◆ Your objective
Locate every line below that contains the word "time" and copy it.

━━━━━━━━━━

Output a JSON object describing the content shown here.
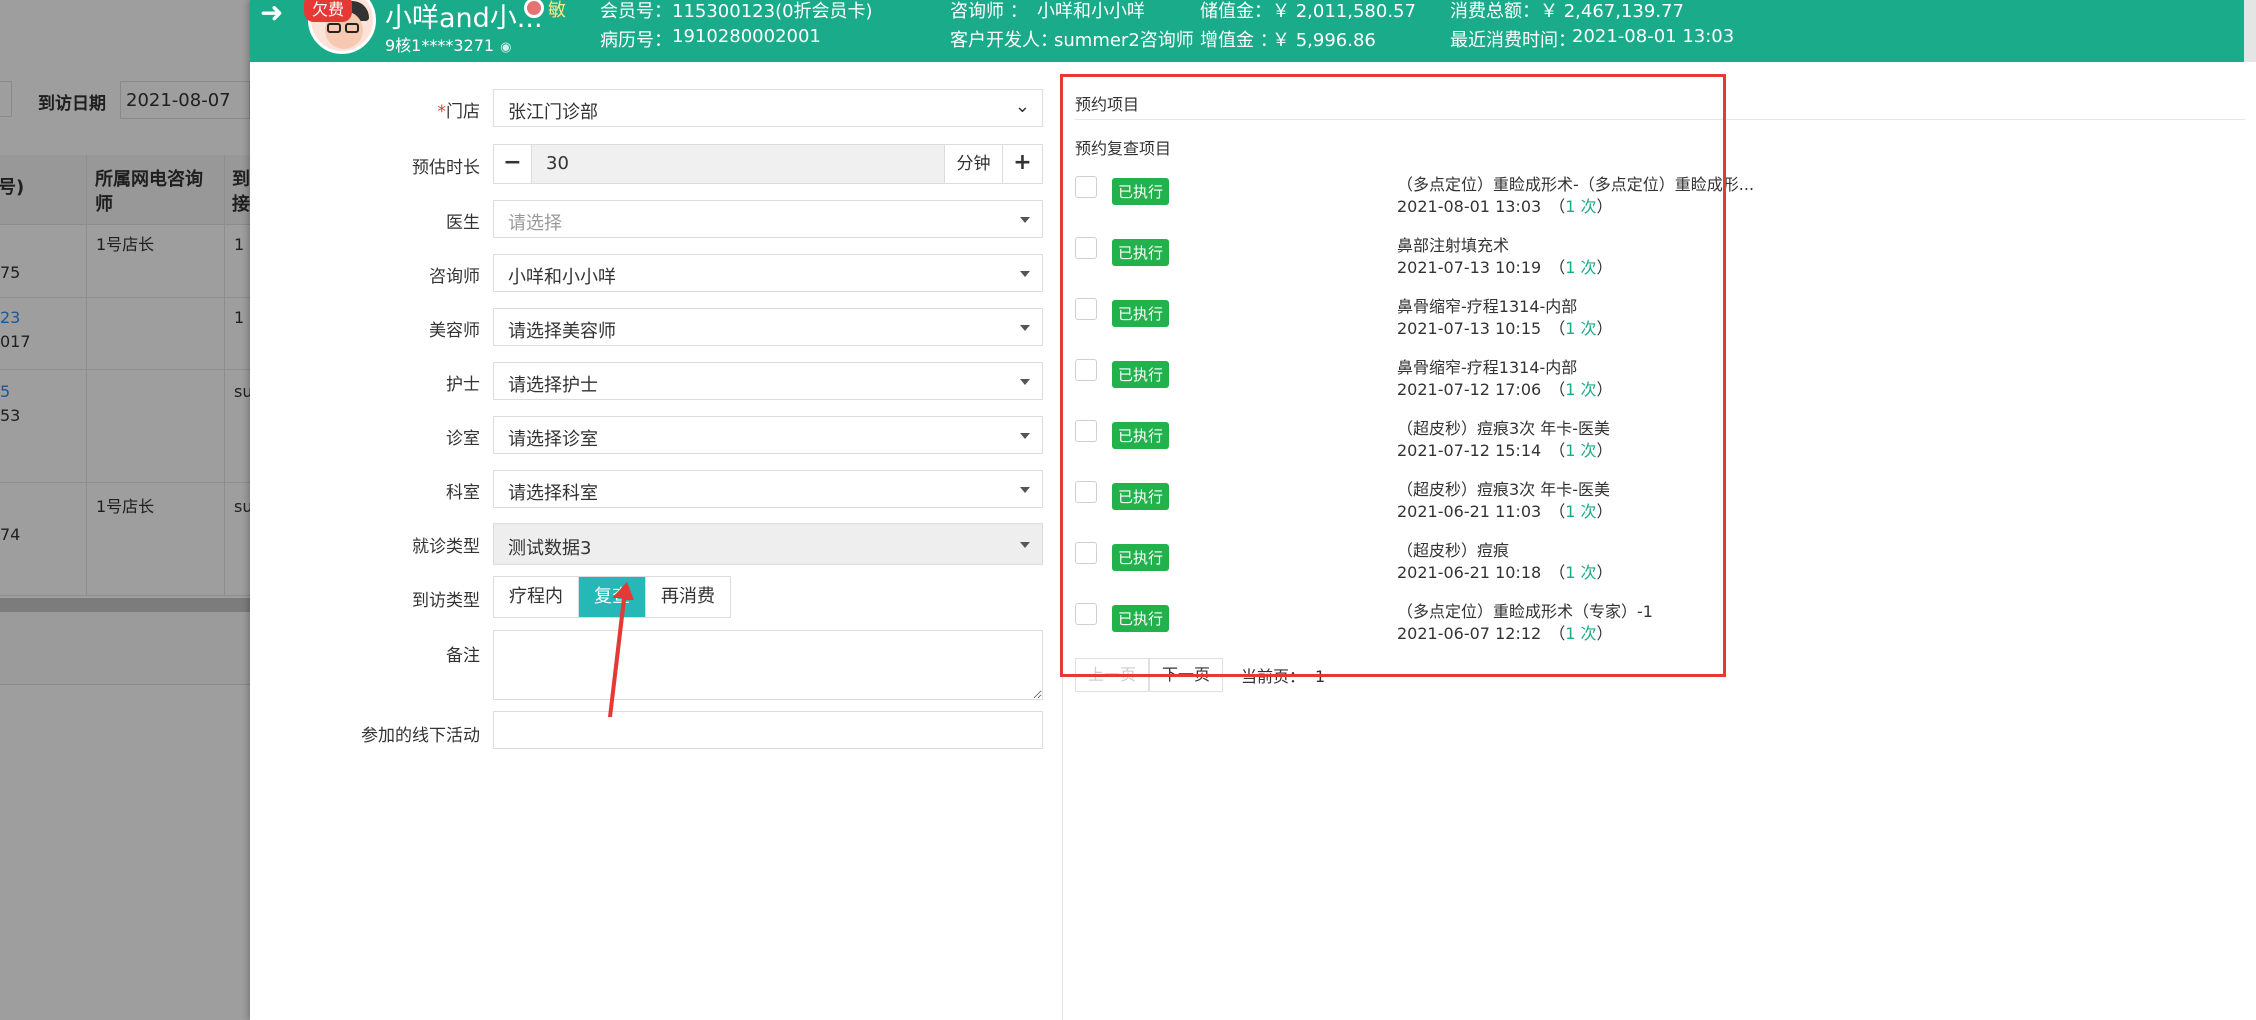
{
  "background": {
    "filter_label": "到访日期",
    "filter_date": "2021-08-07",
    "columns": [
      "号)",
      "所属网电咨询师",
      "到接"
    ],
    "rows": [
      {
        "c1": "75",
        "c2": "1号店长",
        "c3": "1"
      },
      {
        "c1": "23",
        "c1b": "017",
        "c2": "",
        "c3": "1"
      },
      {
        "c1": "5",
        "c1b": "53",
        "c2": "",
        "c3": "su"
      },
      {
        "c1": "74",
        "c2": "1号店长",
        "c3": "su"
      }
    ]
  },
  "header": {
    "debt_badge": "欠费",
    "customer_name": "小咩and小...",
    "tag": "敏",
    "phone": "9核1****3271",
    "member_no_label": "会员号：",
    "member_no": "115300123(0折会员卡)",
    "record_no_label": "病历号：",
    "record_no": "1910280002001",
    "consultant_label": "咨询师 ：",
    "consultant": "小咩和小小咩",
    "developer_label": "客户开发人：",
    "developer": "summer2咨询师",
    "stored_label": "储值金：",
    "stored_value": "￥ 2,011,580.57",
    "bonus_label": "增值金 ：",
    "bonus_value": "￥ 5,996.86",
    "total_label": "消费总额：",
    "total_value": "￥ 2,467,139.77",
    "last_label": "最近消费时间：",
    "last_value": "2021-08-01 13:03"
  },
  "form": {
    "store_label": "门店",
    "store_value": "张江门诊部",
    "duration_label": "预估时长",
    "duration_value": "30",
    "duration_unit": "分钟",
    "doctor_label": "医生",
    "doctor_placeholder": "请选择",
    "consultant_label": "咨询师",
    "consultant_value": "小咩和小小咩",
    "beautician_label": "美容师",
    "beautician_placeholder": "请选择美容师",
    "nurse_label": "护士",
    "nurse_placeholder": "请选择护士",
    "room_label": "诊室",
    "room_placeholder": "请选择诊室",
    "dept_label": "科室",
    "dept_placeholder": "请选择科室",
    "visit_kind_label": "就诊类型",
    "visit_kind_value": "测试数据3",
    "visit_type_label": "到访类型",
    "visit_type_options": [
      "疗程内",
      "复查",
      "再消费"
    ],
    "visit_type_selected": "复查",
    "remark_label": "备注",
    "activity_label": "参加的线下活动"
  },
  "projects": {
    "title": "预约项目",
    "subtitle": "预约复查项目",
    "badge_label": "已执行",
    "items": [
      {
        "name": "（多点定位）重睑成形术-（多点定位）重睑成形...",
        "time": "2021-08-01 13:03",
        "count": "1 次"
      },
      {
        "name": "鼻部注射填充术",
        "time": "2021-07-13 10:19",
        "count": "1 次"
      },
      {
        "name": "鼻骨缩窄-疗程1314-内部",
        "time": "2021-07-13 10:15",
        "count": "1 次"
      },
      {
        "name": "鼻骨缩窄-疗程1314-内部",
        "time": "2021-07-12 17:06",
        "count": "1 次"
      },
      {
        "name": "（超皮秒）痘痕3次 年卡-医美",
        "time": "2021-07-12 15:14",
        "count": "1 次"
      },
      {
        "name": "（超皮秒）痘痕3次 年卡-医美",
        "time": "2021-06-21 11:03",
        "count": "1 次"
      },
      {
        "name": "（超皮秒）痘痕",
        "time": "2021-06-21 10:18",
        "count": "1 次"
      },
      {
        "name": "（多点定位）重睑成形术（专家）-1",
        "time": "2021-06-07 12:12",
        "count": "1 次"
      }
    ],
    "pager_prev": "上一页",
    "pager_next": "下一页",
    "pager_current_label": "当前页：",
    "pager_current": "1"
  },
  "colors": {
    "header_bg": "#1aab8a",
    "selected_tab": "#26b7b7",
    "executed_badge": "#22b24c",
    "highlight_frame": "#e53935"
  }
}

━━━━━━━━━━

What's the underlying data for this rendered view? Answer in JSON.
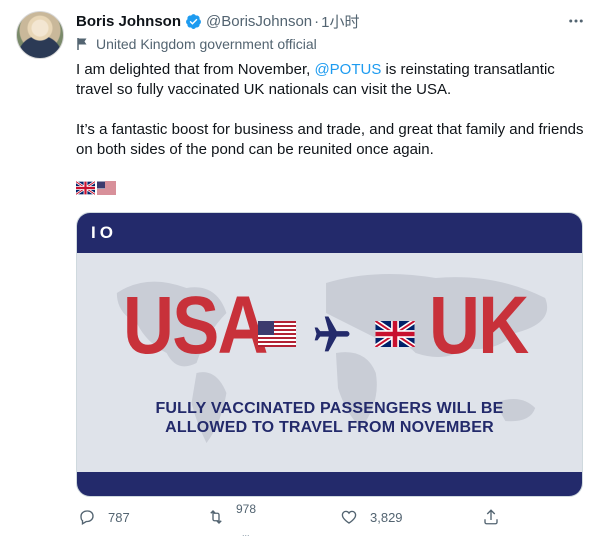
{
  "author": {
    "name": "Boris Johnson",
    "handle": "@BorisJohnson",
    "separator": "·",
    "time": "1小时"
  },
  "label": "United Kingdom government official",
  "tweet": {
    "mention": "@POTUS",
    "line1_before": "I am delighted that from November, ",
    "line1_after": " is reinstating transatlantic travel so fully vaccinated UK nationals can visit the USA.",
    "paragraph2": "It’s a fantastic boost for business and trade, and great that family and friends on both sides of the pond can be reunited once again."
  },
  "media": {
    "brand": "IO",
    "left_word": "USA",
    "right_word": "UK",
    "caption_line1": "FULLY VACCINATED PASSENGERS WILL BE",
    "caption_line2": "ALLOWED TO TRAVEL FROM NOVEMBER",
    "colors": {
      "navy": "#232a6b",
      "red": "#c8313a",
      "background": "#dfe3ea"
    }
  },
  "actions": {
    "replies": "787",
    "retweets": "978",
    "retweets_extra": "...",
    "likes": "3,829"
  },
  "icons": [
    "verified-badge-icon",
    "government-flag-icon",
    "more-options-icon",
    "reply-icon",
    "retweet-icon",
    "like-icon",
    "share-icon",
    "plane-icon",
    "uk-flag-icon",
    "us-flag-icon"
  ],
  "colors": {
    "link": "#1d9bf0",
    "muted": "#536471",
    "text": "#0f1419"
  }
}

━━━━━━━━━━

◆ Answer space
        "time": "2021-08-01 13:03",
        "time": "2021-07-13 10:19",
        "time": "2021-07-13 10:15",
        "time": "2021-07-12 17:06",
        "time": "2021-07-12 15:14",
        "time": "2021-06-21 11:03",
        "time": "2021-06-21 10:18",
        "time": "2021-06-07 12:12",
    "time": "1小时"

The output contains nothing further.